“It’s incredibly hard to find young motivated apprentices in the textile industry and that’s an advantage of having a mature apprentice. I wouldn’t send an 18-year-old overseas to train staff. Plus, we have a lot of Pasifika operators and Peni understands them.”
Nathan is thrilled to see Peni thriving in the Pasifika study group and the progress he is making while earning and learning.
“The fact that Peni didn’t let pride get in the way of starting an apprenticeship and took up the extra support is a sign of his determination and commitment.”
Once qualified, Nathan has future plans for Peni which include him using his newfound leadership skills to ensure the company has a succession plan in place for this specialised trade.
Now at 51 years old, Peni is excited about his future and very appreciative of the support he has been shown. In addition to the assistance from the study group, Alan, his training advisor, and his co-workers, Peni notes the company owners are happy for him to work on his assignments in quiet times at work, allowing Peni to spend quality time with his family and four children.
“My family has been understanding and supportive of the time I spend on my studies, and I’m doing it for all of them.”
Peni’s advice to other mature workers considering upskilling is to stick to it.
“Ask questions when you need to. I’ve sat in the corner and was going to chuck it away, but by finding others who can help me, I am determined to get this qualification.
“I’m still short [in height] he chuckles, but I think with my age and maturity — and me just knowing things, it’s all helped me to grow.”
Amie Irwin has won the NZ Bakels Apprentice Pie Maker competition with a slow-cooked lamb shoulder pie, now on the menu at The Clareville Bakery.

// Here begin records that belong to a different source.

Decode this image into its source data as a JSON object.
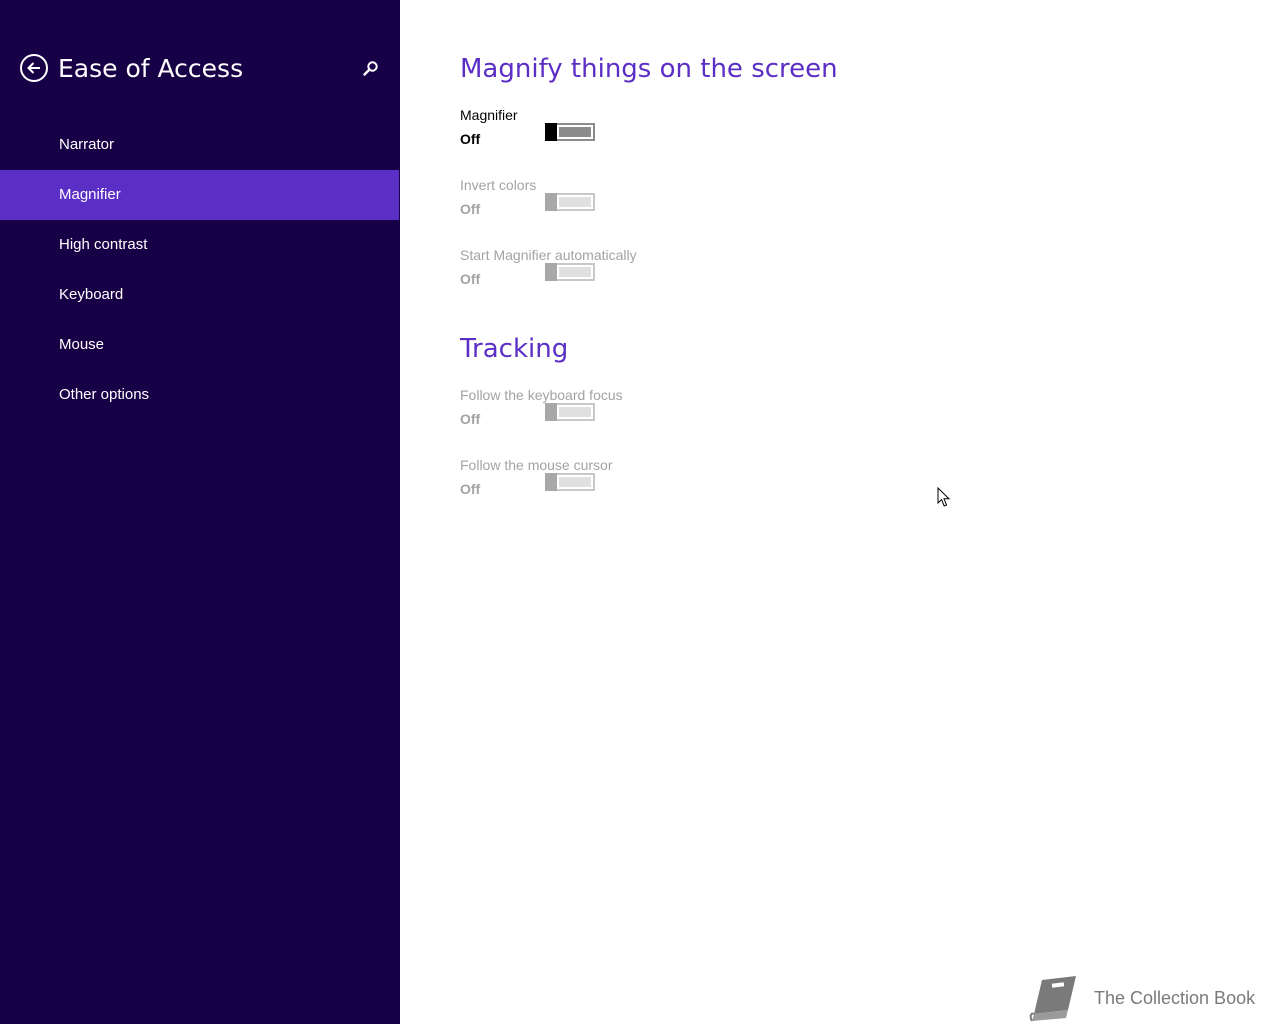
{
  "sidebar": {
    "title": "Ease of Access",
    "back_icon": "back-arrow-icon",
    "search_icon": "search-icon",
    "items": [
      {
        "label": "Narrator",
        "active": false
      },
      {
        "label": "Magnifier",
        "active": true
      },
      {
        "label": "High contrast",
        "active": false
      },
      {
        "label": "Keyboard",
        "active": false
      },
      {
        "label": "Mouse",
        "active": false
      },
      {
        "label": "Other options",
        "active": false
      }
    ]
  },
  "main": {
    "section_magnify": {
      "title": "Magnify things on the screen",
      "settings": [
        {
          "label": "Magnifier",
          "state": "Off",
          "enabled": true
        },
        {
          "label": "Invert colors",
          "state": "Off",
          "enabled": false
        },
        {
          "label": "Start Magnifier automatically",
          "state": "Off",
          "enabled": false
        }
      ]
    },
    "section_tracking": {
      "title": "Tracking",
      "settings": [
        {
          "label": "Follow the keyboard focus",
          "state": "Off",
          "enabled": false
        },
        {
          "label": "Follow the mouse cursor",
          "state": "Off",
          "enabled": false
        }
      ]
    }
  },
  "watermark": {
    "text": "The Collection Book",
    "icon": "book-icon"
  },
  "colors": {
    "sidebar_bg": "#180046",
    "accent": "#5b2ec5",
    "disabled_text": "#a3a3a3"
  }
}
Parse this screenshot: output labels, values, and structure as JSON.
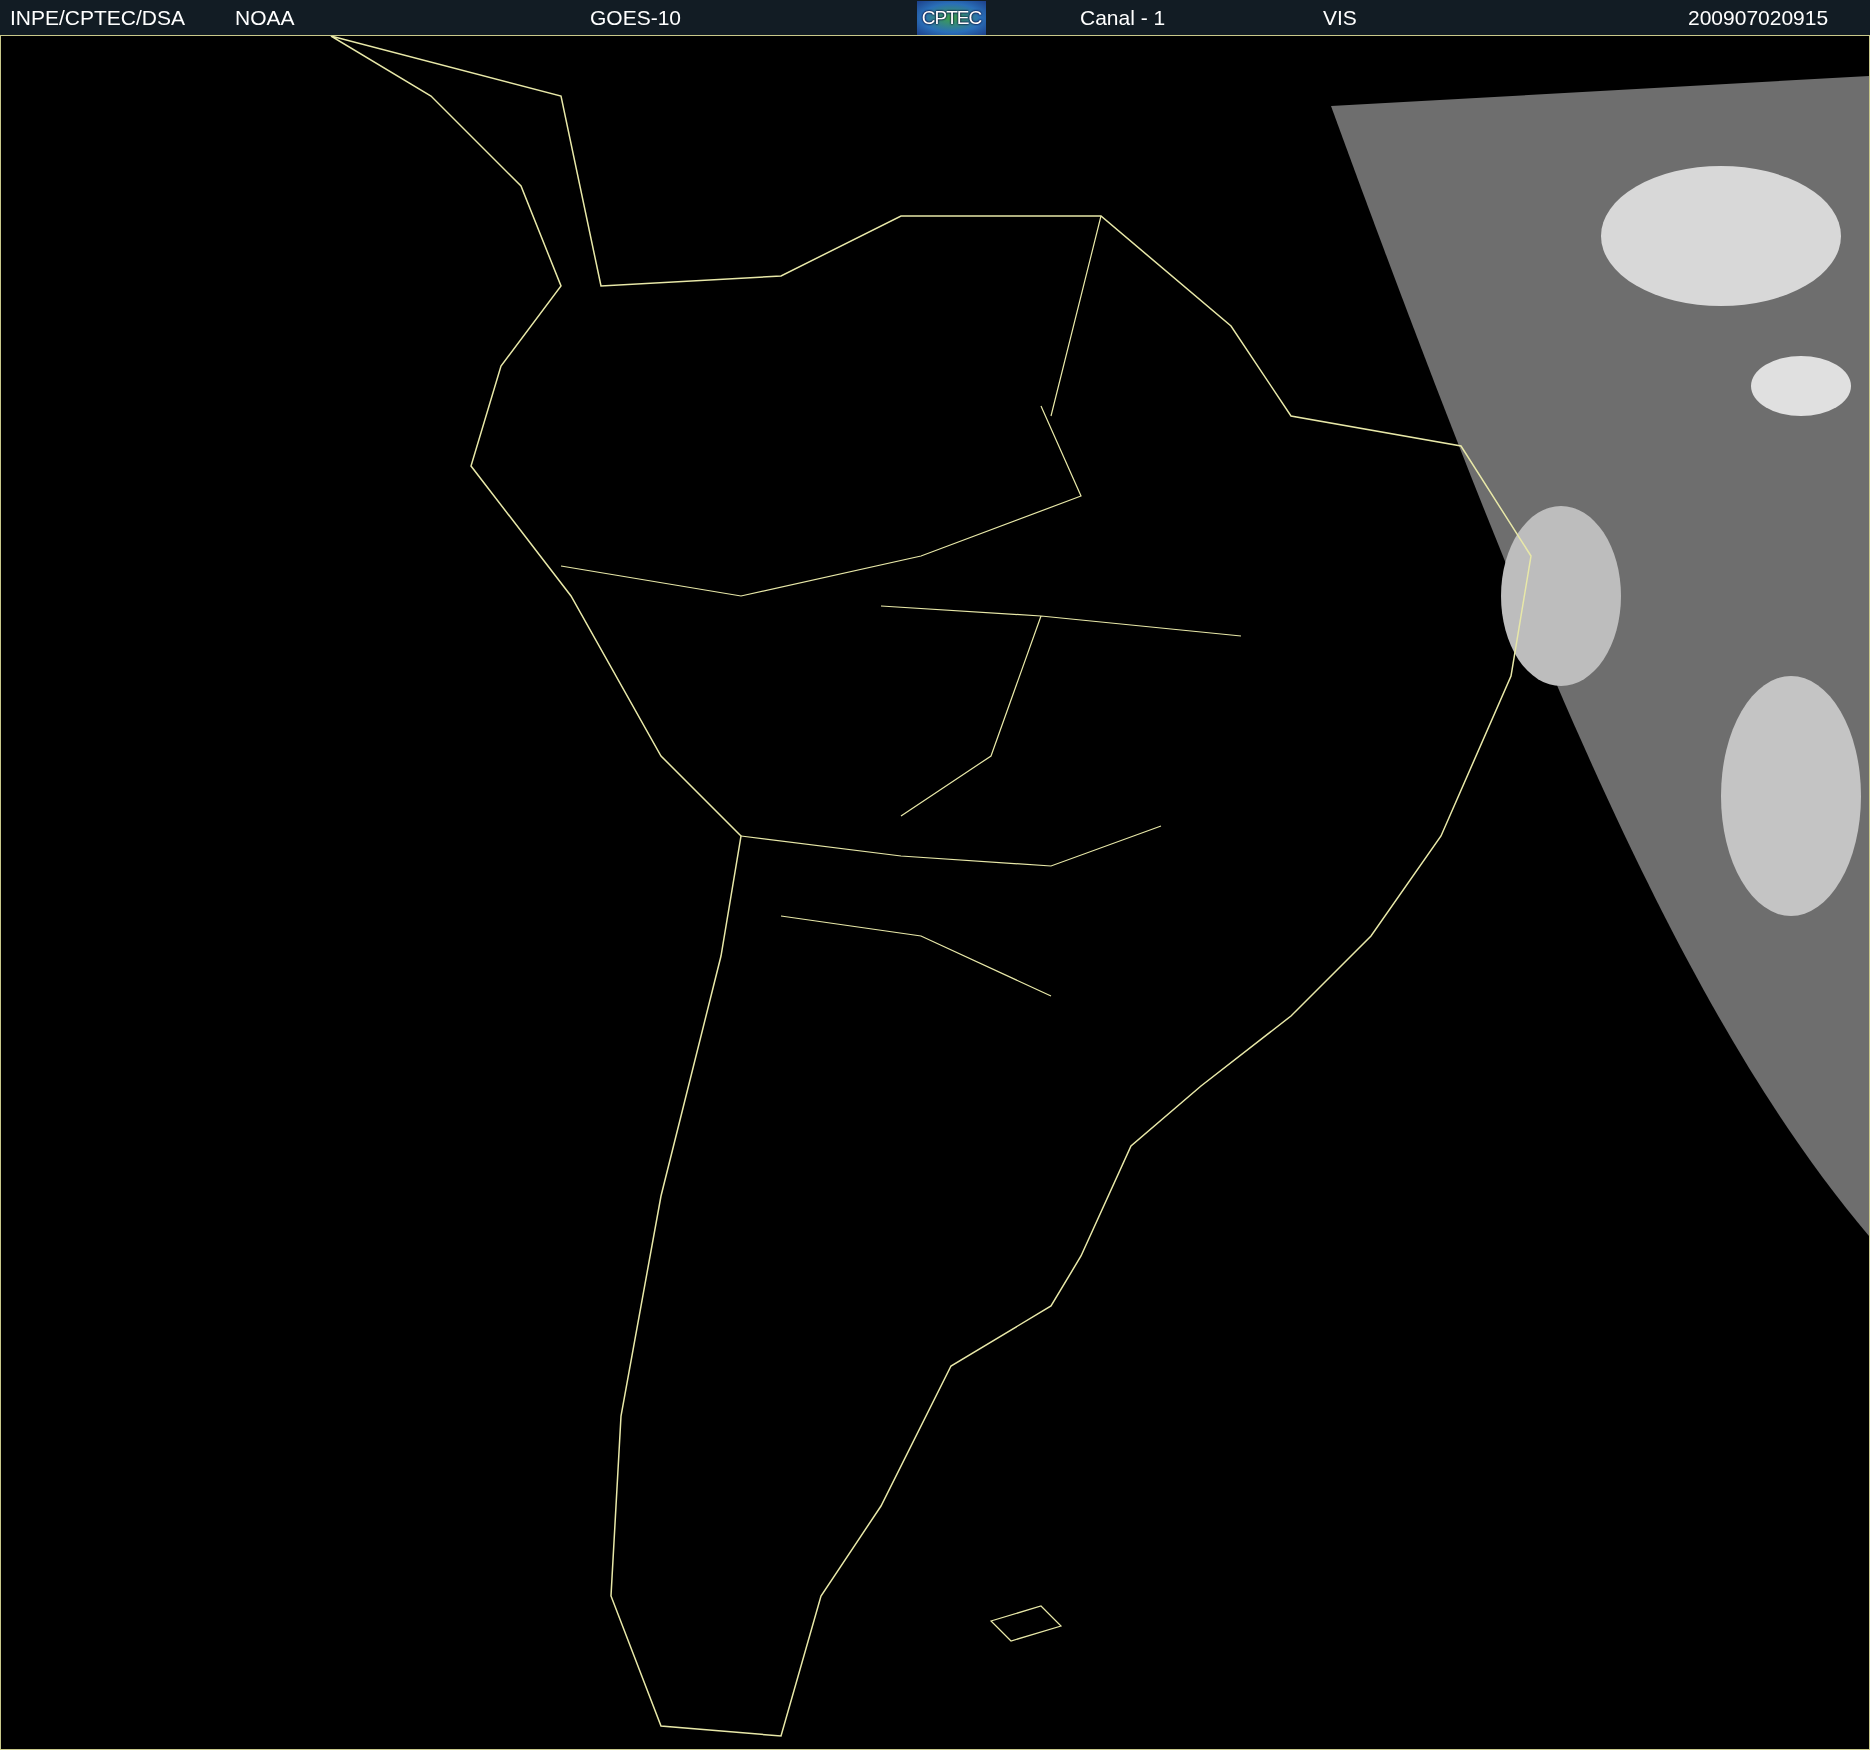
{
  "header": {
    "items": [
      {
        "kind": "text",
        "text": "INPE/CPTEC/DSA"
      },
      {
        "kind": "text",
        "text": "NOAA"
      },
      {
        "kind": "text",
        "text": "GOES-10"
      },
      {
        "kind": "logo",
        "text": "CPTEC"
      },
      {
        "kind": "text",
        "text": "Canal - 1"
      },
      {
        "kind": "text",
        "text": "VIS"
      },
      {
        "kind": "text",
        "text": "200907020915"
      }
    ]
  }
}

Forestry apprentice Neihana Brewe is an example of a future forester passionate about the industry.